## Work request
Write out all the entries word for word, but skip any images.

━━ Entries provided ━━

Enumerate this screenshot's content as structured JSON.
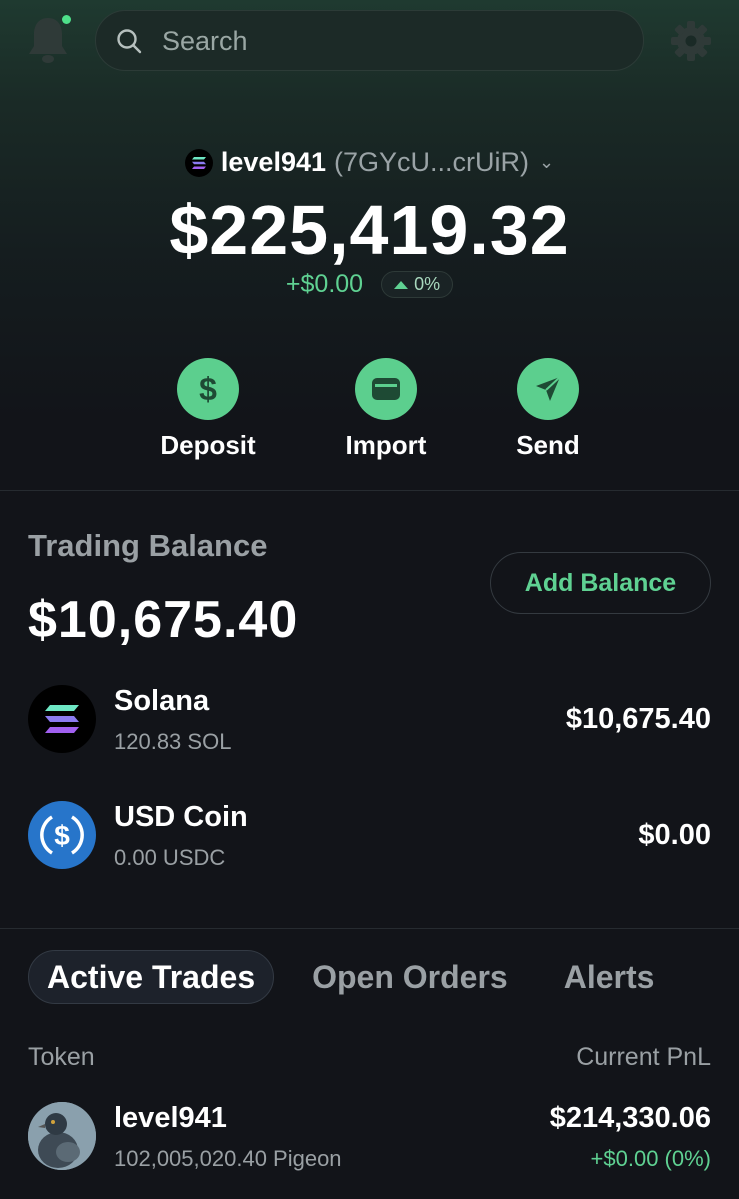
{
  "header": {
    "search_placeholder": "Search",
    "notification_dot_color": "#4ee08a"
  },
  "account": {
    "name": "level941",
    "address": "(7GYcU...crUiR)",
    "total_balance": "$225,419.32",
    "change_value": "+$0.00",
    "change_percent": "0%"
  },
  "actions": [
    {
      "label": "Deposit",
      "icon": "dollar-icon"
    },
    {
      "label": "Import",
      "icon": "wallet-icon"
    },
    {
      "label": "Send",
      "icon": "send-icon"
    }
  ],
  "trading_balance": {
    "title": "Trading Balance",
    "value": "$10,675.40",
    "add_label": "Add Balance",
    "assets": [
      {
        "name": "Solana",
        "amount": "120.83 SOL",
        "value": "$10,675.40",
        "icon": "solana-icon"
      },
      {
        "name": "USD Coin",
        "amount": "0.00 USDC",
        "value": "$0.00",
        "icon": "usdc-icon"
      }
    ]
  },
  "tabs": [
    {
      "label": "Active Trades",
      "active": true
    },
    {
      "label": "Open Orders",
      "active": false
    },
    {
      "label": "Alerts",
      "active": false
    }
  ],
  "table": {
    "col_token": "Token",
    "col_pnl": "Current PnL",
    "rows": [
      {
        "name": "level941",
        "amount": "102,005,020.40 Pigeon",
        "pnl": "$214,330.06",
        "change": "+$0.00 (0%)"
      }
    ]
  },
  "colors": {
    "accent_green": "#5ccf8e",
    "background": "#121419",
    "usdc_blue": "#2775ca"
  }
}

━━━

## Solution below
Enumerate this screenshot's content as structured JSON.
{
  "header": {
    "search_placeholder": "Search",
    "notification_dot_color": "#4ee08a"
  },
  "account": {
    "name": "level941",
    "address": "(7GYcU...crUiR)",
    "total_balance": "$225,419.32",
    "change_value": "+$0.00",
    "change_percent": "0%"
  },
  "actions": [
    {
      "label": "Deposit",
      "icon": "dollar-icon"
    },
    {
      "label": "Import",
      "icon": "wallet-icon"
    },
    {
      "label": "Send",
      "icon": "send-icon"
    }
  ],
  "trading_balance": {
    "title": "Trading Balance",
    "value": "$10,675.40",
    "add_label": "Add Balance",
    "assets": [
      {
        "name": "Solana",
        "amount": "120.83 SOL",
        "value": "$10,675.40",
        "icon": "solana-icon"
      },
      {
        "name": "USD Coin",
        "amount": "0.00 USDC",
        "value": "$0.00",
        "icon": "usdc-icon"
      }
    ]
  },
  "tabs": [
    {
      "label": "Active Trades",
      "active": true
    },
    {
      "label": "Open Orders",
      "active": false
    },
    {
      "label": "Alerts",
      "active": false
    }
  ],
  "table": {
    "col_token": "Token",
    "col_pnl": "Current PnL",
    "rows": [
      {
        "name": "level941",
        "amount": "102,005,020.40 Pigeon",
        "pnl": "$214,330.06",
        "change": "+$0.00 (0%)"
      }
    ]
  },
  "colors": {
    "accent_green": "#5ccf8e",
    "background": "#121419",
    "usdc_blue": "#2775ca"
  }
}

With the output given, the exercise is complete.